COLORed DIAMONDS are visibly different from any colored gemstones such as rubies or sapphires. Their diamond brilliance easily sets them apart. On the other hand is there any way of telling natural fancy color diamonds apart from their color enhanced counterparts? Well, the answer is that there really is no way of telling them apart by sight alone. Only a trained professional can tell the difference and by using special implements.
The two main methods of identifying color-enhanced diamonds are color zoning and spectroscopy. Color zoning can provide an indication of probable color enhancement, but only spectroscopy, a procedure done in a trade lab by a trained gemologist, will give a conclusive answer on the origin of a diamond’s color.
It is worth mentioning that, although it is very difficult to tell naturally colored diamonds and enhanced diamonds apart, we do not encourage the unethical representation of color enhanced diamonds as natural. We always provide a written statement to prove that our diamonds are color enhanced on all communications and recommend our customers to do the same.
IMPORTANT: Radioactive stones should be considered ‘rogue’ – their sources should be brought to the attention of authorities, and the stones should not be sold to the public under any circumstances.
Although common sense would suggest it should be easier, identifying coated diamonds can be just as difficult as identifying irradiated diamonds. When viewed face up their coloration will be evenly distributed, as the color is placed only on the pavilion side.
Reflected diffused light shone onto the pavilion side will reveal an iridescent, film-like coating. Color zoning is the easiest way to trace any form of coating, however. In high magnification pavilion facet junctions may show some damaged film or random colorless spots, which would again reveal the origin of their color.

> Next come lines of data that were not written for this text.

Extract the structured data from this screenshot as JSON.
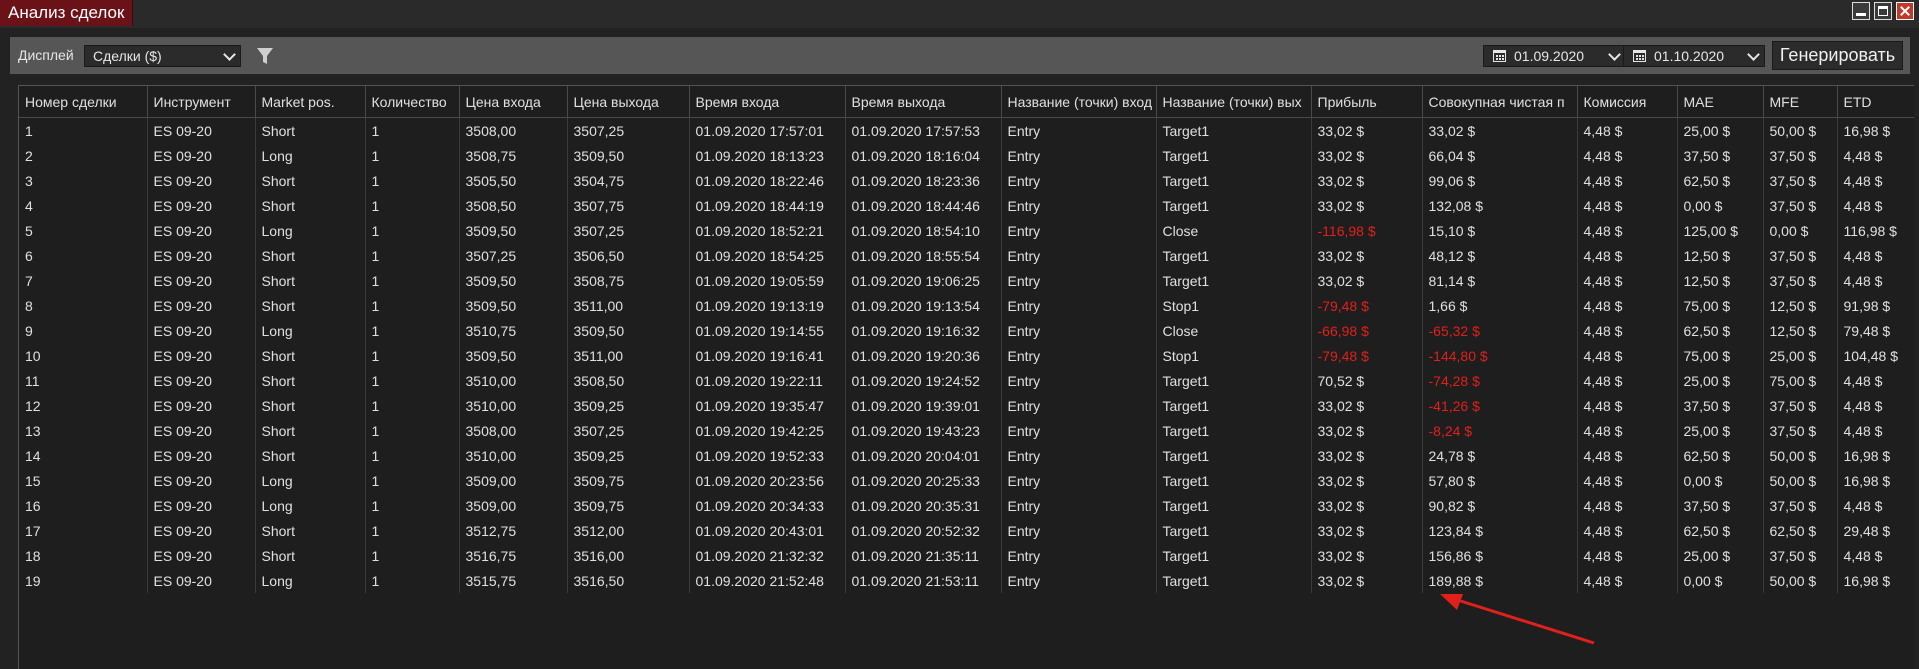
{
  "window": {
    "title": "Анализ сделок",
    "controls": [
      "minimize-icon",
      "maximize-icon",
      "close-icon"
    ]
  },
  "toolbar": {
    "display_label": "Дисплей",
    "display_value": "Сделки ($)",
    "filter_icon": "filter-icon",
    "date_from": "01.09.2020",
    "date_to": "01.10.2020",
    "generate_label": "Генерировать"
  },
  "table": {
    "columns": [
      "Номер сделки",
      "Инструмент",
      "Market pos.",
      "Количество",
      "Цена входа",
      "Цена выхода",
      "Время входа",
      "Время выхода",
      "Название (точки) вход",
      "Название (точки) вых",
      "Прибыль",
      "Совокупная чистая п",
      "Комиссия",
      "MAE",
      "MFE",
      "ETD"
    ],
    "rows": [
      [
        "1",
        "ES 09-20",
        "Short",
        "1",
        "3508,00",
        "3507,25",
        "01.09.2020 17:57:01",
        "01.09.2020 17:57:53",
        "Entry",
        "Target1",
        "33,02 $",
        "33,02 $",
        "4,48 $",
        "25,00 $",
        "50,00 $",
        "16,98 $"
      ],
      [
        "2",
        "ES 09-20",
        "Long",
        "1",
        "3508,75",
        "3509,50",
        "01.09.2020 18:13:23",
        "01.09.2020 18:16:04",
        "Entry",
        "Target1",
        "33,02 $",
        "66,04 $",
        "4,48 $",
        "37,50 $",
        "37,50 $",
        "4,48 $"
      ],
      [
        "3",
        "ES 09-20",
        "Short",
        "1",
        "3505,50",
        "3504,75",
        "01.09.2020 18:22:46",
        "01.09.2020 18:23:36",
        "Entry",
        "Target1",
        "33,02 $",
        "99,06 $",
        "4,48 $",
        "62,50 $",
        "37,50 $",
        "4,48 $"
      ],
      [
        "4",
        "ES 09-20",
        "Short",
        "1",
        "3508,50",
        "3507,75",
        "01.09.2020 18:44:19",
        "01.09.2020 18:44:46",
        "Entry",
        "Target1",
        "33,02 $",
        "132,08 $",
        "4,48 $",
        "0,00 $",
        "37,50 $",
        "4,48 $"
      ],
      [
        "5",
        "ES 09-20",
        "Long",
        "1",
        "3509,50",
        "3507,25",
        "01.09.2020 18:52:21",
        "01.09.2020 18:54:10",
        "Entry",
        "Close",
        "-116,98 $",
        "15,10 $",
        "4,48 $",
        "125,00 $",
        "0,00 $",
        "116,98 $"
      ],
      [
        "6",
        "ES 09-20",
        "Short",
        "1",
        "3507,25",
        "3506,50",
        "01.09.2020 18:54:25",
        "01.09.2020 18:55:54",
        "Entry",
        "Target1",
        "33,02 $",
        "48,12 $",
        "4,48 $",
        "12,50 $",
        "37,50 $",
        "4,48 $"
      ],
      [
        "7",
        "ES 09-20",
        "Short",
        "1",
        "3509,50",
        "3508,75",
        "01.09.2020 19:05:59",
        "01.09.2020 19:06:25",
        "Entry",
        "Target1",
        "33,02 $",
        "81,14 $",
        "4,48 $",
        "12,50 $",
        "37,50 $",
        "4,48 $"
      ],
      [
        "8",
        "ES 09-20",
        "Short",
        "1",
        "3509,50",
        "3511,00",
        "01.09.2020 19:13:19",
        "01.09.2020 19:13:54",
        "Entry",
        "Stop1",
        "-79,48 $",
        "1,66 $",
        "4,48 $",
        "75,00 $",
        "12,50 $",
        "91,98 $"
      ],
      [
        "9",
        "ES 09-20",
        "Long",
        "1",
        "3510,75",
        "3509,50",
        "01.09.2020 19:14:55",
        "01.09.2020 19:16:32",
        "Entry",
        "Close",
        "-66,98 $",
        "-65,32 $",
        "4,48 $",
        "62,50 $",
        "12,50 $",
        "79,48 $"
      ],
      [
        "10",
        "ES 09-20",
        "Short",
        "1",
        "3509,50",
        "3511,00",
        "01.09.2020 19:16:41",
        "01.09.2020 19:20:36",
        "Entry",
        "Stop1",
        "-79,48 $",
        "-144,80 $",
        "4,48 $",
        "75,00 $",
        "25,00 $",
        "104,48 $"
      ],
      [
        "11",
        "ES 09-20",
        "Short",
        "1",
        "3510,00",
        "3508,50",
        "01.09.2020 19:22:11",
        "01.09.2020 19:24:52",
        "Entry",
        "Target1",
        "70,52 $",
        "-74,28 $",
        "4,48 $",
        "25,00 $",
        "75,00 $",
        "4,48 $"
      ],
      [
        "12",
        "ES 09-20",
        "Short",
        "1",
        "3510,00",
        "3509,25",
        "01.09.2020 19:35:47",
        "01.09.2020 19:39:01",
        "Entry",
        "Target1",
        "33,02 $",
        "-41,26 $",
        "4,48 $",
        "37,50 $",
        "37,50 $",
        "4,48 $"
      ],
      [
        "13",
        "ES 09-20",
        "Short",
        "1",
        "3508,00",
        "3507,25",
        "01.09.2020 19:42:25",
        "01.09.2020 19:43:23",
        "Entry",
        "Target1",
        "33,02 $",
        "-8,24 $",
        "4,48 $",
        "25,00 $",
        "37,50 $",
        "4,48 $"
      ],
      [
        "14",
        "ES 09-20",
        "Short",
        "1",
        "3510,00",
        "3509,25",
        "01.09.2020 19:52:33",
        "01.09.2020 20:04:01",
        "Entry",
        "Target1",
        "33,02 $",
        "24,78 $",
        "4,48 $",
        "62,50 $",
        "50,00 $",
        "16,98 $"
      ],
      [
        "15",
        "ES 09-20",
        "Long",
        "1",
        "3509,00",
        "3509,75",
        "01.09.2020 20:23:56",
        "01.09.2020 20:25:33",
        "Entry",
        "Target1",
        "33,02 $",
        "57,80 $",
        "4,48 $",
        "0,00 $",
        "50,00 $",
        "16,98 $"
      ],
      [
        "16",
        "ES 09-20",
        "Long",
        "1",
        "3509,00",
        "3509,75",
        "01.09.2020 20:34:33",
        "01.09.2020 20:35:31",
        "Entry",
        "Target1",
        "33,02 $",
        "90,82 $",
        "4,48 $",
        "37,50 $",
        "37,50 $",
        "4,48 $"
      ],
      [
        "17",
        "ES 09-20",
        "Short",
        "1",
        "3512,75",
        "3512,00",
        "01.09.2020 20:43:01",
        "01.09.2020 20:52:32",
        "Entry",
        "Target1",
        "33,02 $",
        "123,84 $",
        "4,48 $",
        "62,50 $",
        "62,50 $",
        "29,48 $"
      ],
      [
        "18",
        "ES 09-20",
        "Short",
        "1",
        "3516,75",
        "3516,00",
        "01.09.2020 21:32:32",
        "01.09.2020 21:35:11",
        "Entry",
        "Target1",
        "33,02 $",
        "156,86 $",
        "4,48 $",
        "25,00 $",
        "37,50 $",
        "4,48 $"
      ],
      [
        "19",
        "ES 09-20",
        "Long",
        "1",
        "3515,75",
        "3516,50",
        "01.09.2020 21:52:48",
        "01.09.2020 21:53:11",
        "Entry",
        "Target1",
        "33,02 $",
        "189,88 $",
        "4,48 $",
        "0,00 $",
        "50,00 $",
        "16,98 $"
      ]
    ]
  },
  "colors": {
    "title_tab": "#6b1219",
    "negative": "#e0201a",
    "annotation_arrow": "#e0201a"
  },
  "annotation": {
    "arrow_icon": "red-arrow-annotation"
  }
}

Another simple, if destructive, way to test for coating is by immersing the diamond in concentrated acid. So far none of the coatings on the market are resistant to acid, so this will result in corrosion of the coating.